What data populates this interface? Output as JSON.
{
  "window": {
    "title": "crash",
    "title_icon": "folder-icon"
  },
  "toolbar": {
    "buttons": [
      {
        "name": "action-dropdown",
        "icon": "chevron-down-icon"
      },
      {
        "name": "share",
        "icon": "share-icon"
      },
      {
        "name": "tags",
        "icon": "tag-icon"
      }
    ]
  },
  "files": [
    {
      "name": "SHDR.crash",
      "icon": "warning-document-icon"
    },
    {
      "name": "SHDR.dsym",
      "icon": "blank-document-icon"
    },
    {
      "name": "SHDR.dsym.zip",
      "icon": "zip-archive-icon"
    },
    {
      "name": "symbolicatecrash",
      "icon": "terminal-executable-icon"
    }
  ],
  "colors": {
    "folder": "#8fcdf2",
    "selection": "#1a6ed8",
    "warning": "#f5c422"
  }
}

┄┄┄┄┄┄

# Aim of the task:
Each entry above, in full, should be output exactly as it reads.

# Response:
What data populates this interface? Output as JSON.
{
  "window": {
    "title": "crash",
    "title_icon": "folder-icon"
  },
  "toolbar": {
    "buttons": [
      {
        "name": "action-dropdown",
        "icon": "chevron-down-icon"
      },
      {
        "name": "share",
        "icon": "share-icon"
      },
      {
        "name": "tags",
        "icon": "tag-icon"
      }
    ]
  },
  "files": [
    {
      "name": "SHDR.crash",
      "icon": "warning-document-icon"
    },
    {
      "name": "SHDR.dsym",
      "icon": "blank-document-icon"
    },
    {
      "name": "SHDR.dsym.zip",
      "icon": "zip-archive-icon"
    },
    {
      "name": "symbolicatecrash",
      "icon": "terminal-executable-icon"
    }
  ],
  "colors": {
    "folder": "#8fcdf2",
    "selection": "#1a6ed8",
    "warning": "#f5c422"
  }
}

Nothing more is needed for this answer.